Isn’t it a little bizarre how underrated hydrogen peroxide is? It’s a chemical compound made of H202 and is most commonly used as an antiseptic, oxidizer, and bleaching agent. It’s essentially a compound of water and oxygen, which are full of endless beauty uses. It’s a really safe and effective sanitizer that can be used on your skin, hair, teeth, and more.
Chances are you have a bottle of hydrogen peroxide tucked away in your medicine cabinet, buried somewhere behind your product graveyard—the spot where you stash beauty products you don’t really use but think you might want someday. Well, now there’s a reason to resurrect that unassuming bottle—actually, several reasons because there are several uses for hydrogen peroxide.

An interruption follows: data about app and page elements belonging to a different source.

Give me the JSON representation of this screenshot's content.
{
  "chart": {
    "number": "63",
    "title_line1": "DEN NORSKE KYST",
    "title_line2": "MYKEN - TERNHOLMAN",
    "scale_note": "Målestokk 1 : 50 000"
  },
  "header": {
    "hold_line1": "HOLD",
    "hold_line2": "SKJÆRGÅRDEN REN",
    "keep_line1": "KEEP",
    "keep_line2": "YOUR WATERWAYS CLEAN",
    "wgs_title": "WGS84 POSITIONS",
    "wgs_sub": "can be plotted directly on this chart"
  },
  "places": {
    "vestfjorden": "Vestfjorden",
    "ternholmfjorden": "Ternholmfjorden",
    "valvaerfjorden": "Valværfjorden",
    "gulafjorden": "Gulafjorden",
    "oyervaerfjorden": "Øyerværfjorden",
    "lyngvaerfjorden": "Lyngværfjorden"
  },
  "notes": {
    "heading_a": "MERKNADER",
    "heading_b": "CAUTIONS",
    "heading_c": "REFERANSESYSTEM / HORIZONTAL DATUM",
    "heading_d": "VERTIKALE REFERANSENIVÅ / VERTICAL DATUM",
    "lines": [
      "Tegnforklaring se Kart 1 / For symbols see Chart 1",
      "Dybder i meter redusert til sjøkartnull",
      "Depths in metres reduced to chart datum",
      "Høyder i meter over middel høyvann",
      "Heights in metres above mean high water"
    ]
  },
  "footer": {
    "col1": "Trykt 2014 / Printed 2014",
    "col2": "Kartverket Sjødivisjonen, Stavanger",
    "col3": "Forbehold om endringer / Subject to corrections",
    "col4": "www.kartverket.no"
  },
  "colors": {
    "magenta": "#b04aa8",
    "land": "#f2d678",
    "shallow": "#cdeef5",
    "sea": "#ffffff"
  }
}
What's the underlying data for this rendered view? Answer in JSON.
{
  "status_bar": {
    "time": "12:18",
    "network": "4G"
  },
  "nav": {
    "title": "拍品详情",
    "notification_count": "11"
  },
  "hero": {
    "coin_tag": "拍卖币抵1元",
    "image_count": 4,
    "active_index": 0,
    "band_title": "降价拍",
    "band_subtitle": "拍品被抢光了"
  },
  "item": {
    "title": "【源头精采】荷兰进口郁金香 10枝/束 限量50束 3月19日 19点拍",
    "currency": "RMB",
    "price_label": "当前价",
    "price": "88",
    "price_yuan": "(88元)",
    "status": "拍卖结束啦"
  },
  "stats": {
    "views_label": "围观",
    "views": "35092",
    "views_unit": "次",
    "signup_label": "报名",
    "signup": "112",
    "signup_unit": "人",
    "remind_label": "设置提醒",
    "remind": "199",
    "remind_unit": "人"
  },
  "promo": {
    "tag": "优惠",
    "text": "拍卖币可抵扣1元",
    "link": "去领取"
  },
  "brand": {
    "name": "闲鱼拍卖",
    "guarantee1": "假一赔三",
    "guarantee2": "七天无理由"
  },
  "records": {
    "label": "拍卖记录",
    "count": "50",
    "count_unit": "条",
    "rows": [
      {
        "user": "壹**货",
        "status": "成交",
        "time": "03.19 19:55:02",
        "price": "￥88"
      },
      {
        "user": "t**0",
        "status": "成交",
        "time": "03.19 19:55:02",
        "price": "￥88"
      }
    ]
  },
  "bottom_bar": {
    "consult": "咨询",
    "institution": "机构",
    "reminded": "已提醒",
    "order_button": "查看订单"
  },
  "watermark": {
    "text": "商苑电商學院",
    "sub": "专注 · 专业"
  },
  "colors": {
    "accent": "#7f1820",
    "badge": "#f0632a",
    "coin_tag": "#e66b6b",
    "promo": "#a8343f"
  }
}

Hydrogen peroxide ($3) is the all-in-one mouthwash you didn’t know existed. Not only does it kill the germs that cause bad breath, reduce bacteria buildup, and diminish gum inflammation, but the peroxide also acts as a bleaching agent, making it an excellent teeth whitener. Some even say it helps alleviate toothaches and canker sores. Just swish it around for 30 to 60 seconds. If you do this every day, consider diluting hydrogen peroxide to make a half-water, half–hydrogen peroxide mixture to swish.
Hydrogen peroxide can be used to treat acne in the same way it treats cuts and scrapes. Dab it on a breakout to kill the bacteria and cleanse the area.
If you have a particularly breakout-prone area (say your chin or jawline around that time of the month), you can put hydrogen peroxide on a cotton ball and use it as a toner to try to combat bacteria buildup and prevent pimples from forming.
Looking for a better way to clean your makeup brushes? (Answer: Yes, always.) Huffington Post suggests soaking your synthetic brushes in a 1:1 hydrogen peroxide and water mixture for five minutes, and then just rinse and dry for germ-free makeup brushes. This is also a good idea for disinfecting your toothbrush. You can even rinse your toothbrush in hydrogen peroxide to kill staph bacteria and other common bathroom germs.
When dark polish stains your nails or they’re just looking a little dull and weathered, turn to hydrogen peroxide. It’s a natural whitener that may lighten discoloration. Two ways to try it: Rub a cotton ball saturated in the solution over your nails, or soak them for a few minutes.
Out of deodorant or looking for a more natural alternative to the chemical-heavy drugstore options? Try a wipe or spritz of bacteria-killing hydrogen peroxide.
For a germ- (and odor-) killing foot soak that also detoxifies, mix equal parts warm water and hydrogen peroxide. Some claim it naturally softens corns and calluses while rejuvenating tired feet.
Make your own toothpaste out of hydrogen peroxide and baking soda. Just mix three parts baking soda with one part hydrogen peroxide until a paste forms. This DIY version works great in a pinch, and it’s a natural alternative to traditional store-bought whitening toothpaste.
How do you use hydrogen peroxide in your beauty routine?
National Center for Biotechnology Information. PubChem compound summary for CID 784, hydrogen peroxide. Updated January 23, 2021.
Epple M, Meyer F, Enax J. A critical review of modern concepts for teeth whitening. Dent J (Basel). 2019;7(3):79. doi:10.3390/dj7030079
Ricci F, Masini F, Fossati B, et al. Combination therapy with hydrogen peroxide (4%), salicylic acid (0.5%) and D-panthenol (4%): efficacy and skyn tolerability in common acne vulgaris during sun exposure period. Eur Rev Med Pharmacol Sci. 2016;20(2):232-236.
Konidala U, Nuvvula S, Mohapatra A, Nirmala SV. Efficacy of various disinfectants on microbially contaminated toothbrushes due to brushing. Contemp Clin Dent. 2011;2(4):302-307. doi:10.4103/0976-237X.91793